Microsoft's Latest Legal Tactic: Complaining About Apple's Font Size
Over the past few months, we've been following the dispute between Apple and Microsoft over Apple's attempts to trademark the term "App Store". Microsoft filed an objection to the trademark back in January, arguing that the term is too generic to be trademarked and that protection of it would unfairly hamper competitors' application marketplaces.
Last week, Apple fired back, taking steps to convince the U.S. Patent and Trademark Office that the term is not generic and taking aim at Microsoft's position given its own defense of "Windows" as a trademark over the years.
GeekWire now reports that Microsoft's response to Apple's claims is to file a complaint that Apple's filing was too long and in too small of a font size, exceeding limitations set by the Patent and Trademark Office for such documents.
Microsoft, opposing Apple's attempt to trademark the phrase "App Store," today filed a motion with the U.S. Patent and Trademark Office to strike the iPhone maker's latest filing in the case - saying that its response to Microsoft's attempt to dismiss the case violated court rules that limit such briefs to 25 pages, and require them to be in at least 11 point font.
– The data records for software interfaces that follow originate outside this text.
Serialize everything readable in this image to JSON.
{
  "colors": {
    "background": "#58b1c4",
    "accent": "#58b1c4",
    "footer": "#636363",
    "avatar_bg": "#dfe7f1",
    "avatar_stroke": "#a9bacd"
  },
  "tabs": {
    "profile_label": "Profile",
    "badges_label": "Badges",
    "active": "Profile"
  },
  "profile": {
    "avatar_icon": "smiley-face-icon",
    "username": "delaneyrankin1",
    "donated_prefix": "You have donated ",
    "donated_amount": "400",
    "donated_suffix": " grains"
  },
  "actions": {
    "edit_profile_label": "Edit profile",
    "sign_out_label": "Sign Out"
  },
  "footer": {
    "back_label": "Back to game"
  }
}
"Apple's response brief is 31 pages, including the table of contents and table of authorities, and on information and belief, is printed in less than 11 point font," reads the motion filed today by Microsoft's lawyers, accusing Apple of manipulating the text to squeeze in more of its arguments against Microsoft's opposition to the trademark application.